▶ Task brief: Every record must reappear in the answer exactly as given.

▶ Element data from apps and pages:
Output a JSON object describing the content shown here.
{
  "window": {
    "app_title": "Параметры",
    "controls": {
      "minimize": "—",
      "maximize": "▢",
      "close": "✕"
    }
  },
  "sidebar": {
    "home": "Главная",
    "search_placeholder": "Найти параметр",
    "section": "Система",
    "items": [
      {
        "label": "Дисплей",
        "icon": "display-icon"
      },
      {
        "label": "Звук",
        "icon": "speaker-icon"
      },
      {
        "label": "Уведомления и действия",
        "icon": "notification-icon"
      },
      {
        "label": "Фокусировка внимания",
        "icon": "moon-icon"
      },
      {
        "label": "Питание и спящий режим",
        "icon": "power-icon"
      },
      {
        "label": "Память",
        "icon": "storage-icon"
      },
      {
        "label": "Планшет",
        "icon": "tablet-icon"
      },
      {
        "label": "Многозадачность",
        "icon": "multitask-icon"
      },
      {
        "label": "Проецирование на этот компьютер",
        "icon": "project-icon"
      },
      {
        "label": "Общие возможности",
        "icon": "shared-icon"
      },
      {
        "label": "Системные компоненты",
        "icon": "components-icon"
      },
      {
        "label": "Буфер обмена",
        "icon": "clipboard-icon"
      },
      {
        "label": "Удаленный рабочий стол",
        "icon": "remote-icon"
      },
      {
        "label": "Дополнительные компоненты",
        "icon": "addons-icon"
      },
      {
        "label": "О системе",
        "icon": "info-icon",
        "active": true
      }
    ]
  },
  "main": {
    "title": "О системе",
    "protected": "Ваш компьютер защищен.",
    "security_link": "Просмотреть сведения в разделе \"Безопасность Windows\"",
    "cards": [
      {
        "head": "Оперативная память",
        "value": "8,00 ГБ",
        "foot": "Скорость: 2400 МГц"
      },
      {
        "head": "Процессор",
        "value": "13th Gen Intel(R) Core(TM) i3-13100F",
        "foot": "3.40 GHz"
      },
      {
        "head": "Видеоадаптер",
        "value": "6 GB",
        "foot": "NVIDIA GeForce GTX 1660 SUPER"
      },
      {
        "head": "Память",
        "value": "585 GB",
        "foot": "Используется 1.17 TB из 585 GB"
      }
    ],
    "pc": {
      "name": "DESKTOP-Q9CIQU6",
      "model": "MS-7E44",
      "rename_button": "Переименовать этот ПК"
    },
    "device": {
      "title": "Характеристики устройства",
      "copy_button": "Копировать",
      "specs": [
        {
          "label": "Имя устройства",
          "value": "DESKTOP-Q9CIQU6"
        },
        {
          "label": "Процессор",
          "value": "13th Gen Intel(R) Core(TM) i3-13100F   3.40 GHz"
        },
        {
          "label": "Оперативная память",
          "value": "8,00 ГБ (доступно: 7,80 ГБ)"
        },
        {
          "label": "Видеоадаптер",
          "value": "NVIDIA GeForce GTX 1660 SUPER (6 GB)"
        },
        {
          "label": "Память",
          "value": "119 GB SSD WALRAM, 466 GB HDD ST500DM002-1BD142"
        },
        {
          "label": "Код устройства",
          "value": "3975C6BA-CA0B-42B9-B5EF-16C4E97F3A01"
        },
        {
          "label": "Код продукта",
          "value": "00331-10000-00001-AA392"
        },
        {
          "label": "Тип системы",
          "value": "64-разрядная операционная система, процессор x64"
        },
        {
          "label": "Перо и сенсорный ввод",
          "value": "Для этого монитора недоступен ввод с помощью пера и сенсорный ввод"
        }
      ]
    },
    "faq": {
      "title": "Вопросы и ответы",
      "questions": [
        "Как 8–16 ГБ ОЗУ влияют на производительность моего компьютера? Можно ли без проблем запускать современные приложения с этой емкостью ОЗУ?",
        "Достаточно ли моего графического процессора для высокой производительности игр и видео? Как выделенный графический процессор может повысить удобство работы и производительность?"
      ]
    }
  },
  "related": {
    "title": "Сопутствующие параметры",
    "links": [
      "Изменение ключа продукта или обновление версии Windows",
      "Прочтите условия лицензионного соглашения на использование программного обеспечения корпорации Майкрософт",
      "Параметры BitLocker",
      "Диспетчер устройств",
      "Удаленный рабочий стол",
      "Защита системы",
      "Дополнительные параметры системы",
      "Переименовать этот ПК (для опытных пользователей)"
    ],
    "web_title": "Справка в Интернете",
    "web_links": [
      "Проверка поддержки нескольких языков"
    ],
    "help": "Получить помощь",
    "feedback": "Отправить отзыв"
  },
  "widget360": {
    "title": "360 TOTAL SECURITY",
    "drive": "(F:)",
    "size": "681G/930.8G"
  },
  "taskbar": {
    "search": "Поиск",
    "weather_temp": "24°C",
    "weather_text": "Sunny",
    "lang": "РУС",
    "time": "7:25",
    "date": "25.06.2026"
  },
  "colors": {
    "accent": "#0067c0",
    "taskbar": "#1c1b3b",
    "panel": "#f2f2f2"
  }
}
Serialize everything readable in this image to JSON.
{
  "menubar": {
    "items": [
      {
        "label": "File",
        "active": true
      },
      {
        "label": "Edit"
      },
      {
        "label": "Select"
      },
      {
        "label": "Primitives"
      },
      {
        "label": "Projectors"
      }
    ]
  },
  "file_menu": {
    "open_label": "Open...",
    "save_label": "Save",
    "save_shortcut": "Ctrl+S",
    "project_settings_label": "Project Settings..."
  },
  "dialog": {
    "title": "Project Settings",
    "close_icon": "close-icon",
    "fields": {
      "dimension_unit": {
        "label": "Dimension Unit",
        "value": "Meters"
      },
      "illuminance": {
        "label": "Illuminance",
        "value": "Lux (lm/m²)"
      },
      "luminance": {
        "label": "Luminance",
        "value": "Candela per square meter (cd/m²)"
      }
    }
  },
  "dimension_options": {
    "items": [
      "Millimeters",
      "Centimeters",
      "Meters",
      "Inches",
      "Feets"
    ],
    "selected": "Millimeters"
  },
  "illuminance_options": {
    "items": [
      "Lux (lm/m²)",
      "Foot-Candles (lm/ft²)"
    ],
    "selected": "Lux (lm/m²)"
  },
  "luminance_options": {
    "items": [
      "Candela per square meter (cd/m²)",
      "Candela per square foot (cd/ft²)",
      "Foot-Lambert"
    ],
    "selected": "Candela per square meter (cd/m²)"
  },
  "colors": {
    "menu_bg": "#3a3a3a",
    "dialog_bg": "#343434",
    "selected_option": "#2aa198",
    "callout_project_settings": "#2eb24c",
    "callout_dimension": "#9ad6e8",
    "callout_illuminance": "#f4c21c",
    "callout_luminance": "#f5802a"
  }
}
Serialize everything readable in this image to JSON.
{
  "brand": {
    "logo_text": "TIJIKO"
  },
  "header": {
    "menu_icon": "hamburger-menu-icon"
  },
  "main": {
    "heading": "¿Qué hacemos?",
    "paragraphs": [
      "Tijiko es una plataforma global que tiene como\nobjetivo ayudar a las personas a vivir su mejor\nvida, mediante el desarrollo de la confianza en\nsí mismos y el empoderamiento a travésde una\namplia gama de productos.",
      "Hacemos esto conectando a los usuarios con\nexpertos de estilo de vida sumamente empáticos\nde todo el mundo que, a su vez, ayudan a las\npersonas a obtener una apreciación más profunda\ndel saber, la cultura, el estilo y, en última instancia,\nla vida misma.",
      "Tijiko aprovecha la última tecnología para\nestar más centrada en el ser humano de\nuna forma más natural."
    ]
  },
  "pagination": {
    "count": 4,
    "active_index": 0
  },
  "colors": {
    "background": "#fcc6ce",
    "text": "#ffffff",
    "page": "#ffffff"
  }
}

▶ Finished exercise:
Output a JSON object describing the content shown here.
{
  "window": {
    "app_title": "Параметры",
    "controls": {
      "minimize": "—",
      "maximize": "▢",
      "close": "✕"
    }
  },
  "sidebar": {
    "home": "Главная",
    "search_placeholder": "Найти параметр",
    "section": "Система",
    "items": [
      {
        "label": "Дисплей",
        "icon": "display-icon"
      },
      {
        "label": "Звук",
        "icon": "speaker-icon"
      },
      {
        "label": "Уведомления и действия",
        "icon": "notification-icon"
      },
      {
        "label": "Фокусировка внимания",
        "icon": "moon-icon"
      },
      {
        "label": "Питание и спящий режим",
        "icon": "power-icon"
      },
      {
        "label": "Память",
        "icon": "storage-icon"
      },
      {
        "label": "Планшет",
        "icon": "tablet-icon"
      },
      {
        "label": "Многозадачность",
        "icon": "multitask-icon"
      },
      {
        "label": "Проецирование на этот компьютер",
        "icon": "project-icon"
      },
      {
        "label": "Общие возможности",
        "icon": "shared-icon"
      },
      {
        "label": "Системные компоненты",
        "icon": "components-icon"
      },
      {
        "label": "Буфер обмена",
        "icon": "clipboard-icon"
      },
      {
        "label": "Удаленный рабочий стол",
        "icon": "remote-icon"
      },
      {
        "label": "Дополнительные компоненты",
        "icon": "addons-icon"
      },
      {
        "label": "О системе",
        "icon": "info-icon",
        "active": true
      }
    ]
  },
  "main": {
    "title": "О системе",
    "protected": "Ваш компьютер защищен.",
    "security_link": "Просмотреть сведения в разделе \"Безопасность Windows\"",
    "cards": [
      {
        "head": "Оперативная память",
        "value": "8,00 ГБ",
        "foot": "Скорость: 2400 МГц"
      },
      {
        "head": "Процессор",
        "value": "13th Gen Intel(R) Core(TM) i3-13100F",
        "foot": "3.40 GHz"
      },
      {
        "head": "Видеоадаптер",
        "value": "6 GB",
        "foot": "NVIDIA GeForce GTX 1660 SUPER"
      },
      {
        "head": "Память",
        "value": "585 GB",
        "foot": "Используется 1.17 TB из 585 GB"
      }
    ],
    "pc": {
      "name": "DESKTOP-Q9CIQU6",
      "model": "MS-7E44",
      "rename_button": "Переименовать этот ПК"
    },
    "device": {
      "title": "Характеристики устройства",
      "copy_button": "Копировать",
      "specs": [
        {
          "label": "Имя устройства",
          "value": "DESKTOP-Q9CIQU6"
        },
        {
          "label": "Процессор",
          "value": "13th Gen Intel(R) Core(TM) i3-13100F   3.40 GHz"
        },
        {
          "label": "Оперативная память",
          "value": "8,00 ГБ (доступно: 7,80 ГБ)"
        },
        {
          "label": "Видеоадаптер",
          "value": "NVIDIA GeForce GTX 1660 SUPER (6 GB)"
        },
        {
          "label": "Память",
          "value": "119 GB SSD WALRAM, 466 GB HDD ST500DM002-1BD142"
        },
        {
          "label": "Код устройства",
          "value": "3975C6BA-CA0B-42B9-B5EF-16C4E97F3A01"
        },
        {
          "label": "Код продукта",
          "value": "00331-10000-00001-AA392"
        },
        {
          "label": "Тип системы",
          "value": "64-разрядная операционная система, процессор x64"
        },
        {
          "label": "Перо и сенсорный ввод",
          "value": "Для этого монитора недоступен ввод с помощью пера и сенсорный ввод"
        }
      ]
    },
    "faq": {
      "title": "Вопросы и ответы",
      "questions": [
        "Как 8–16 ГБ ОЗУ влияют на производительность моего компьютера? Можно ли без проблем запускать современные приложения с этой емкостью ОЗУ?",
        "Достаточно ли моего графического процессора для высокой производительности игр и видео? Как выделенный графический процессор может повысить удобство работы и производительность?"
      ]
    }
  },
  "related": {
    "title": "Сопутствующие параметры",
    "links": [
      "Изменение ключа продукта или обновление версии Windows",
      "Прочтите условия лицензионного соглашения на использование программного обеспечения корпорации Майкрософт",
      "Параметры BitLocker",
      "Диспетчер устройств",
      "Удаленный рабочий стол",
      "Защита системы",
      "Дополнительные параметры системы",
      "Переименовать этот ПК (для опытных пользователей)"
    ],
    "web_title": "Справка в Интернете",
    "web_links": [
      "Проверка поддержки нескольких языков"
    ],
    "help": "Получить помощь",
    "feedback": "Отправить отзыв"
  },
  "widget360": {
    "title": "360 TOTAL SECURITY",
    "drive": "(F:)",
    "size": "681G/930.8G"
  },
  "taskbar": {
    "search": "Поиск",
    "weather_temp": "24°C",
    "weather_text": "Sunny",
    "lang": "РУС",
    "time": "7:25",
    "date": "25.06.2026"
  },
  "colors": {
    "accent": "#0067c0",
    "taskbar": "#1c1b3b",
    "panel": "#f2f2f2"
  }
}
Serialize everything readable in this image to JSON.
{
  "menubar": {
    "items": [
      {
        "label": "File",
        "active": true
      },
      {
        "label": "Edit"
      },
      {
        "label": "Select"
      },
      {
        "label": "Primitives"
      },
      {
        "label": "Projectors"
      }
    ]
  },
  "file_menu": {
    "open_label": "Open...",
    "save_label": "Save",
    "save_shortcut": "Ctrl+S",
    "project_settings_label": "Project Settings..."
  },
  "dialog": {
    "title": "Project Settings",
    "close_icon": "close-icon",
    "fields": {
      "dimension_unit": {
        "label": "Dimension Unit",
        "value": "Meters"
      },
      "illuminance": {
        "label": "Illuminance",
        "value": "Lux (lm/m²)"
      },
      "luminance": {
        "label": "Luminance",
        "value": "Candela per square meter (cd/m²)"
      }
    }
  },
  "dimension_options": {
    "items": [
      "Millimeters",
      "Centimeters",
      "Meters",
      "Inches",
      "Feets"
    ],
    "selected": "Millimeters"
  },
  "illuminance_options": {
    "items": [
      "Lux (lm/m²)",
      "Foot-Candles (lm/ft²)"
    ],
    "selected": "Lux (lm/m²)"
  },
  "luminance_options": {
    "items": [
      "Candela per square meter (cd/m²)",
      "Candela per square foot (cd/ft²)",
      "Foot-Lambert"
    ],
    "selected": "Candela per square meter (cd/m²)"
  },
  "colors": {
    "menu_bg": "#3a3a3a",
    "dialog_bg": "#343434",
    "selected_option": "#2aa198",
    "callout_project_settings": "#2eb24c",
    "callout_dimension": "#9ad6e8",
    "callout_illuminance": "#f4c21c",
    "callout_luminance": "#f5802a"
  }
}
Serialize everything readable in this image to JSON.
{
  "brand": {
    "logo_text": "TIJIKO"
  },
  "header": {
    "menu_icon": "hamburger-menu-icon"
  },
  "main": {
    "heading": "¿Qué hacemos?",
    "paragraphs": [
      "Tijiko es una plataforma global que tiene como\nobjetivo ayudar a las personas a vivir su mejor\nvida, mediante el desarrollo de la confianza en\nsí mismos y el empoderamiento a travésde una\namplia gama de productos.",
      "Hacemos esto conectando a los usuarios con\nexpertos de estilo de vida sumamente empáticos\nde todo el mundo que, a su vez, ayudan a las\npersonas a obtener una apreciación más profunda\ndel saber, la cultura, el estilo y, en última instancia,\nla vida misma.",
      "Tijiko aprovecha la última tecnología para\nestar más centrada en el ser humano de\nuna forma más natural."
    ]
  },
  "pagination": {
    "count": 4,
    "active_index": 0
  },
  "colors": {
    "background": "#fcc6ce",
    "text": "#ffffff",
    "page": "#ffffff"
  }
}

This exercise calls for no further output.